    IRENA International Renewable Energy Agency

    ITC investment tax credit

    JJNSM Jawaharlal Nehru National Solar Mission

    JRC Joint Research Centre

    KfW Kreditanstalt für Wiederaufbau

    kW kilo Watt

    LCOE levelised cost of electricity

    MASEN Moroccan Agency for Solar Energy

    MNRE Ministry of New and Renewable Energy

    METI Ministry of Economy, Trade and Industry

    MW Mega Watt

    NREAP National Renewable Energy Action Plan

    OEM original equipment manufacturing

    OPEX operational expenditure

    O&M operation and maintenance

    PPA power purchase agreement

    PV photovoltaic

    Q1 1st quarter year

    RES renewable energy sources

    ROC renewable obligation certificate

    ROI return on investment

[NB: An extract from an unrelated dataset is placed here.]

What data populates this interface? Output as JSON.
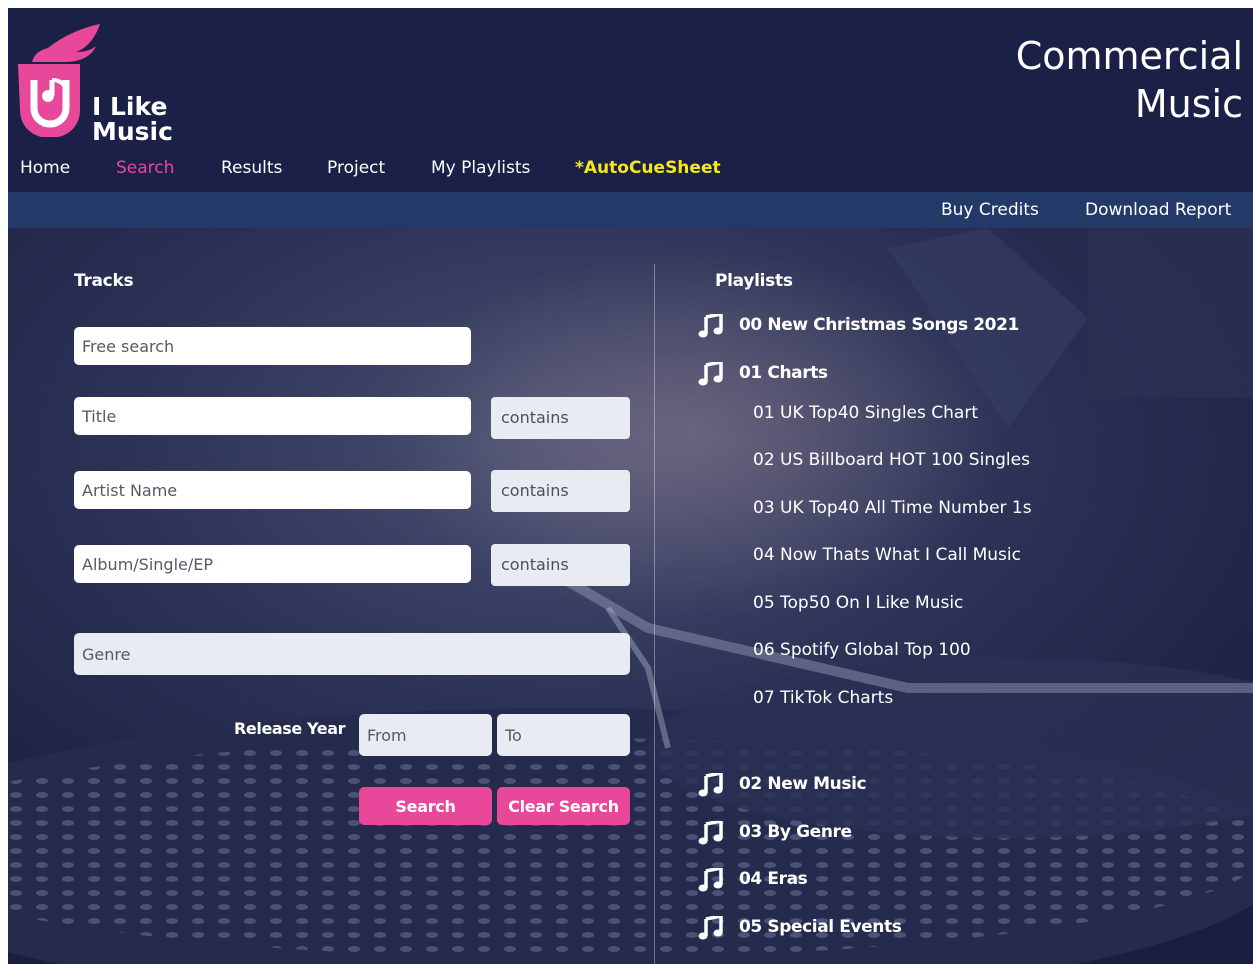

    RPS renewable portfolio standard

    RTE réseau de transport d